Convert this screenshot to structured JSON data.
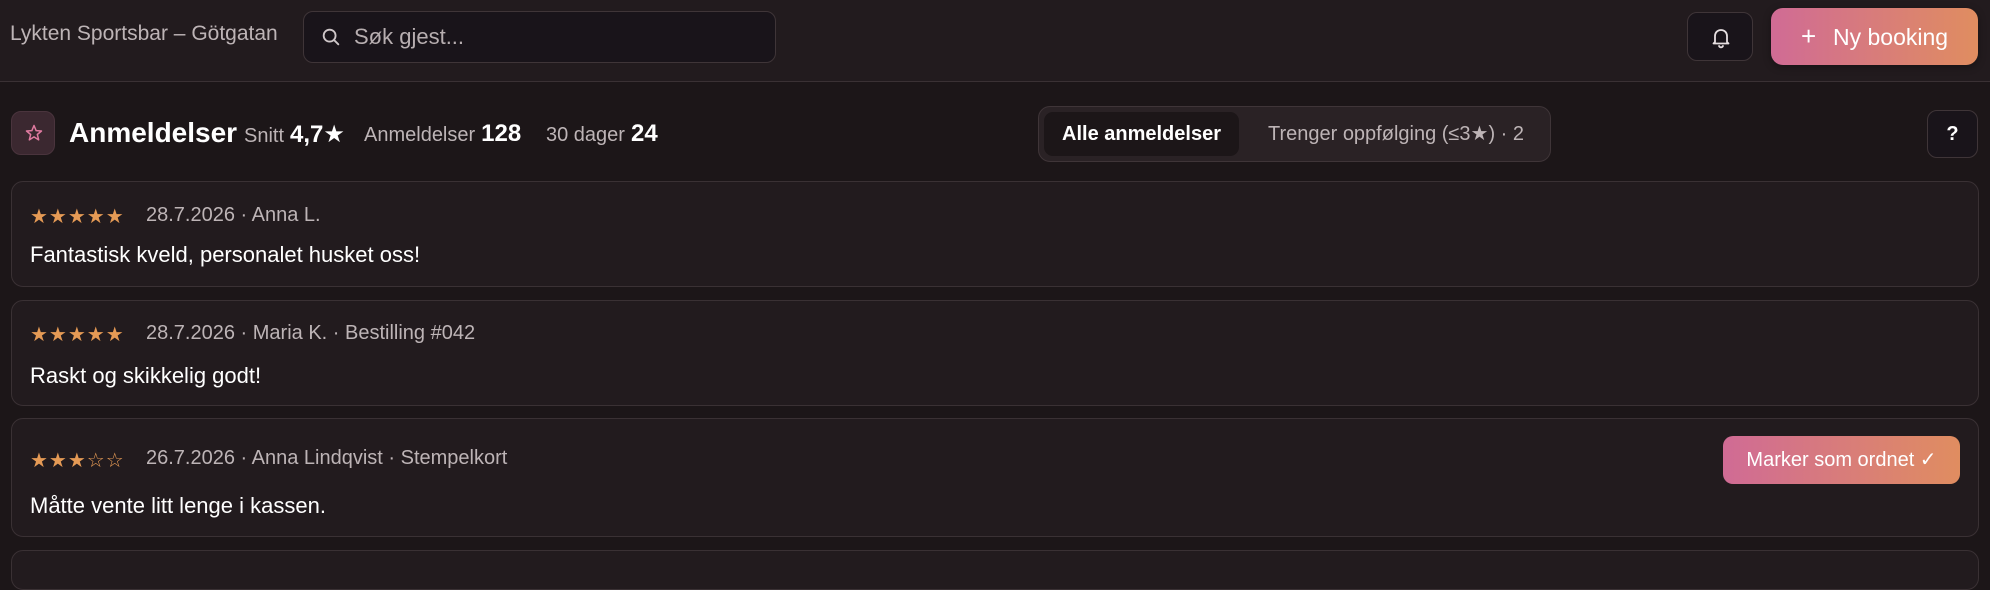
{
  "app": {
    "title": "Lykten Sportsbar – Götgatan"
  },
  "search": {
    "placeholder": "Søk gjest..."
  },
  "toolbar": {
    "booking_label": "Ny booking",
    "booking_icon": "plus-icon",
    "notifications_icon": "bell-icon"
  },
  "page": {
    "title": "Anmeldelser",
    "title_icon": "star-icon",
    "help_label": "?"
  },
  "stats": {
    "avg_label": "Snitt",
    "avg_value": "4,7★",
    "count_label": "Anmeldelser",
    "count_value": "128",
    "recent_label": "30 dager",
    "recent_value": "24"
  },
  "filters": {
    "tabs": [
      {
        "label": "Alle anmeldelser",
        "active": true
      },
      {
        "label": "Trenger oppfølging (≤3★) · 2",
        "active": false
      }
    ]
  },
  "reviews": [
    {
      "rating": 5,
      "stars_filled": "★★★★★",
      "stars_empty": "",
      "meta": "28.7.2026 · Anna L.",
      "text": "Fantastisk kveld, personalet husket oss!"
    },
    {
      "rating": 5,
      "stars_filled": "★★★★★",
      "stars_empty": "",
      "meta": "28.7.2026 · Maria K. · Bestilling #042",
      "text": "Raskt og skikkelig godt!"
    },
    {
      "rating": 3,
      "stars_filled": "★★★",
      "stars_empty": "☆☆",
      "meta": "26.7.2026 · Anna Lindqvist · Stempelkort",
      "text": "Måtte vente litt lenge i kassen.",
      "action_label": "Marker som ordnet ✓"
    }
  ],
  "colors": {
    "background": "#1c1618",
    "accent_start": "#d06b95",
    "accent_end": "#e08d60",
    "star": "#e59a55"
  }
}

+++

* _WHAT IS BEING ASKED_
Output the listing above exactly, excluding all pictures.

* _YOUR SOLUTION_
Convert this screenshot to structured JSON data.
{
  "app": {
    "title": "Lykten Sportsbar – Götgatan"
  },
  "search": {
    "placeholder": "Søk gjest..."
  },
  "toolbar": {
    "booking_label": "Ny booking",
    "booking_icon": "plus-icon",
    "notifications_icon": "bell-icon"
  },
  "page": {
    "title": "Anmeldelser",
    "title_icon": "star-icon",
    "help_label": "?"
  },
  "stats": {
    "avg_label": "Snitt",
    "avg_value": "4,7★",
    "count_label": "Anmeldelser",
    "count_value": "128",
    "recent_label": "30 dager",
    "recent_value": "24"
  },
  "filters": {
    "tabs": [
      {
        "label": "Alle anmeldelser",
        "active": true
      },
      {
        "label": "Trenger oppfølging (≤3★) · 2",
        "active": false
      }
    ]
  },
  "reviews": [
    {
      "rating": 5,
      "stars_filled": "★★★★★",
      "stars_empty": "",
      "meta": "28.7.2026 · Anna L.",
      "text": "Fantastisk kveld, personalet husket oss!"
    },
    {
      "rating": 5,
      "stars_filled": "★★★★★",
      "stars_empty": "",
      "meta": "28.7.2026 · Maria K. · Bestilling #042",
      "text": "Raskt og skikkelig godt!"
    },
    {
      "rating": 3,
      "stars_filled": "★★★",
      "stars_empty": "☆☆",
      "meta": "26.7.2026 · Anna Lindqvist · Stempelkort",
      "text": "Måtte vente litt lenge i kassen.",
      "action_label": "Marker som ordnet ✓"
    }
  ],
  "colors": {
    "background": "#1c1618",
    "accent_start": "#d06b95",
    "accent_end": "#e08d60",
    "star": "#e59a55"
  }
}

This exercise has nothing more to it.